Dogs may ingest chlorine water or get an ear or eye infection

The level of chlorine in a swimming pool is safe for humans and animals alike and an accidental ingestion of chlorine water doesn’t cause much harm and it rarely occurs as humans are trained not to ingest the water in a swimming pool. However, pet dogs are not aware of the fact that the water in the pool is not meant for drinking and your dog may end up licking and ingesting more than required every time you take it along for a swim.

Also, the ears and eyes of dogs are far more sensitive than us and hence they are more vulnerable against the chlorine levels on continuous exposures. It may not cause an alarming threat but can cause infections, especially in the ears owing to the dampness.
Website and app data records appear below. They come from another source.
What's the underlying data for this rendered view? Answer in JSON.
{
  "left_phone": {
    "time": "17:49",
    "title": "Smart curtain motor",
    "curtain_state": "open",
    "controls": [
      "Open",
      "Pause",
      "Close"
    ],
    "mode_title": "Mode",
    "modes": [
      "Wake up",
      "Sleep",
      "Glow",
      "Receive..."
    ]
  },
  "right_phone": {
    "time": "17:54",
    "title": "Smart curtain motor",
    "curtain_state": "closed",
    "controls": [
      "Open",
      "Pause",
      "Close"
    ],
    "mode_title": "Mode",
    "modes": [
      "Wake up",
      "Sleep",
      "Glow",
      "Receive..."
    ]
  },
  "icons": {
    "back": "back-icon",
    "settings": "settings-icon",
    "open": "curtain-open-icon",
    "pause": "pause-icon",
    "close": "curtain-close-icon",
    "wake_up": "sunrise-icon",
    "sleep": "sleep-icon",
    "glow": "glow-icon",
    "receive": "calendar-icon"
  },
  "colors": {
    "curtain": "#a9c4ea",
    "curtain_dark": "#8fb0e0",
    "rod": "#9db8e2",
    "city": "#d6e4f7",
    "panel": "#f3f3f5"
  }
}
So, the best thing would be to give your pet dog a quick rinse once out of the pool to wash off all remains of the chlorine. Also, make sure that you dab it clean with a fresh towel, especially the ears. We request you to consider all the things mentioned above and decide if your do can swim in a swimming pool or not. With all things in place, both you and your dog can have a great time together and beat the heat.